Hence despite the debacle in Afghanistan, Europeans are likely to grumble but ultimately reaffirm their interest in NATO, enshrining the American security guarantee it grants to allies. During my time at the French Ministry of Foreign Affairs, I saw how French proposals to promote European defence, however modest, invariably met mistrust and often opposition from our European partners, who regarded it as a potential substitute for NATO—something they certainly do not want. The result of our efforts thus were modest, more symbolic than substantial. I doubt this will change.
That said, must we really revive the dispute over European strategic autonomy? If there is one lesson to be learned from the disasters in Iraq and Afghanistan, and from France’s impasse in the Sahel (where its troops battle jihadists in Mali and neighbouring countries), it is how limited the use of force is in dealing with the crises of our time.
Although an increase in the armed forces of some EU members is necessary, most of the threats to the security of our continent are not military in nature, whether these are international migration, climate change, terrorism, cybersecurity, organised crime, pandemics or global poverty. Nor are future challenges military-related either, such as the economic rivalry with China or the technological revolution, from cryptocurrencies to artificial intelligence.
Moreover the EU already has the means to confront these challenges: it is a financial, regulatory, commercial and technological superpower; it distributes nearly 60% of global development aid.

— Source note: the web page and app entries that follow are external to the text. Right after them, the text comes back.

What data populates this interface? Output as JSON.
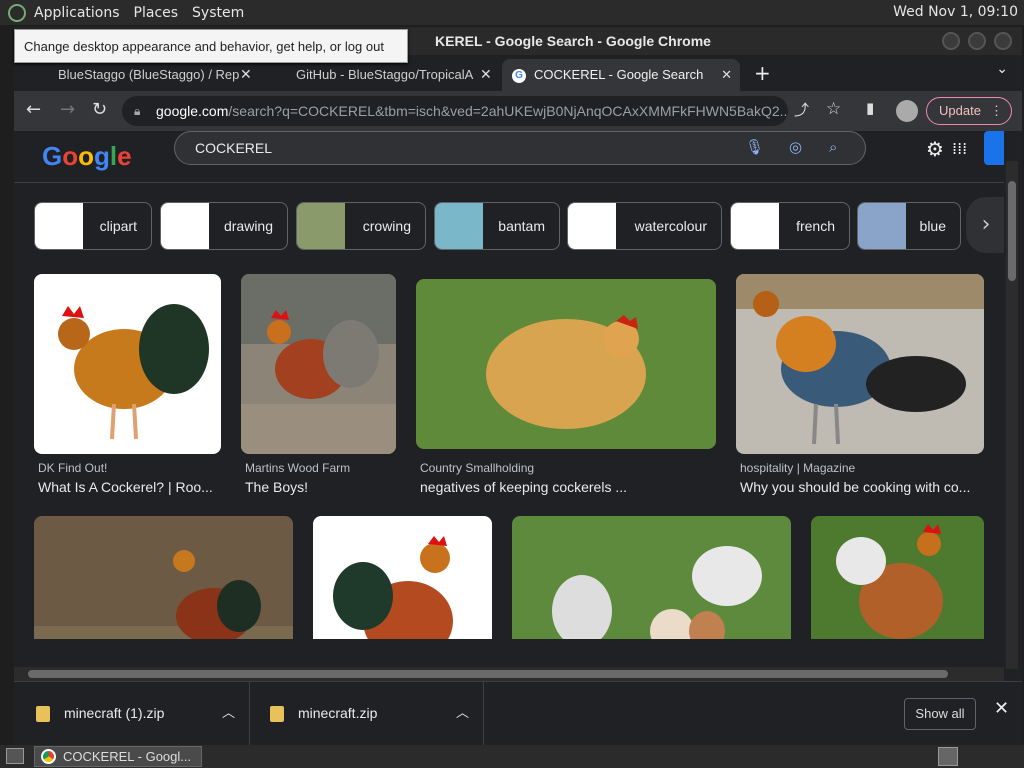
{
  "desktop": {
    "menu": [
      "Applications",
      "Places",
      "System"
    ],
    "clock": "Wed Nov 1, 09:10",
    "tooltip": "Change desktop appearance and behavior, get help, or log out"
  },
  "window": {
    "title": "KEREL - Google Search - Google Chrome"
  },
  "tabs": [
    {
      "label": "BlueStaggo (BlueStaggo) / Rep"
    },
    {
      "label": "GitHub - BlueStaggo/TropicalA"
    },
    {
      "label": "COCKEREL - Google Search"
    }
  ],
  "toolbar": {
    "url_host": "google.com",
    "url_path": "/search?q=COCKEREL&tbm=isch&ved=2ahUKEwjB0NjAnqOCAxXMMFkFHWN5BakQ2...",
    "update_label": "Update"
  },
  "google": {
    "logo": "Google",
    "query": "COCKEREL"
  },
  "chips": [
    {
      "label": "clipart"
    },
    {
      "label": "drawing"
    },
    {
      "label": "crowing"
    },
    {
      "label": "bantam"
    },
    {
      "label": "watercolour"
    },
    {
      "label": "french"
    },
    {
      "label": "blue"
    }
  ],
  "results": [
    {
      "source": "DK Find Out!",
      "title": "What Is A Cockerel? | Roo..."
    },
    {
      "source": "Martins Wood Farm",
      "title": "The Boys!"
    },
    {
      "source": "Country Smallholding",
      "title": "negatives of keeping cockerels ..."
    },
    {
      "source": "hospitality | Magazine",
      "title": "Why you should be cooking with co..."
    }
  ],
  "downloads": [
    {
      "name": "minecraft (1).zip"
    },
    {
      "name": "minecraft.zip"
    }
  ],
  "downloads_bar": {
    "show_all": "Show all"
  },
  "taskbar": {
    "task": "COCKEREL - Googl..."
  }
}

For these sorts of issues, what is required is political will rather than military autonomy; effective diplomacy rather than an army.
I remember at the United Nations how the European Commission would refuse to act when countries receiving massive EU aid systematically opposed EU requests. Today’s world no longer allows such angelic naivety. The union must use its power in a deliberate, consistent and purposeful way. The Lisbon Treaty signed in 2007 gave the EU’s high representative for foreign affairs and security policy the status of a vice-president of the commission, in the hope that they would have the authority to harness all the tools the EU has globally. But this never happened. In this area, the commission continues to work in silos.

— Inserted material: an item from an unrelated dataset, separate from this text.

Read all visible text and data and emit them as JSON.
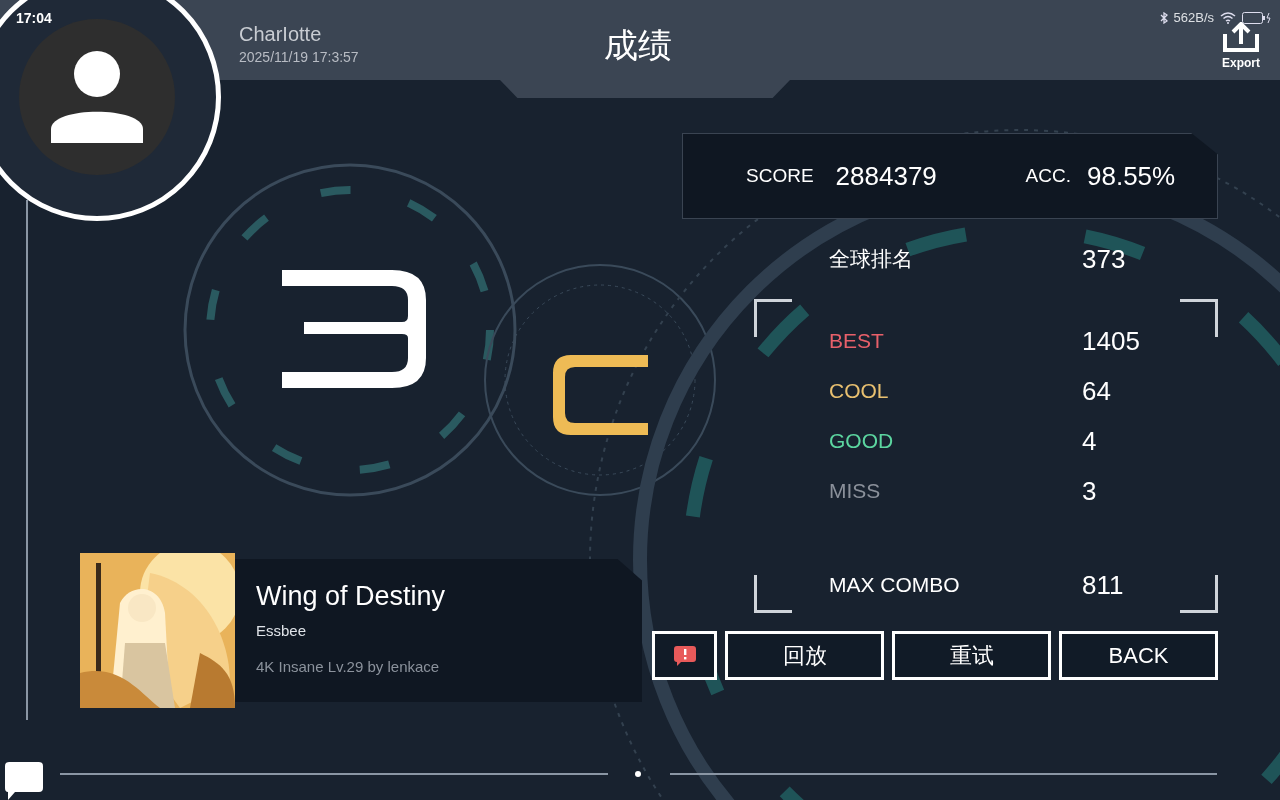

Rather than engaging in a theological debate about the creation of a European army, which might happen at some stage but is not a priority today, what the EU really needs is a genuinely integrated foreign policy so that European diplomats can do more and preach less. The EU is a political power. It must behave like one.
On most of these issues, a reinvigorated European Union will be able to work with the United States to promote a world order based on common values and interests. When authoritarian solutions attract increasing support not just in the wider international arena but in Western countries, Americans and Europeans need to be closer than ever. It calls for a United States that is open to equal co-operation with Europe, and an EU that is ready to assume the full responsibilities of power.
Gérard Araud was France’s ambassador to the United States in 2014-19 and earlier, its permanent representative to the United Nations, among other diplomatic roles.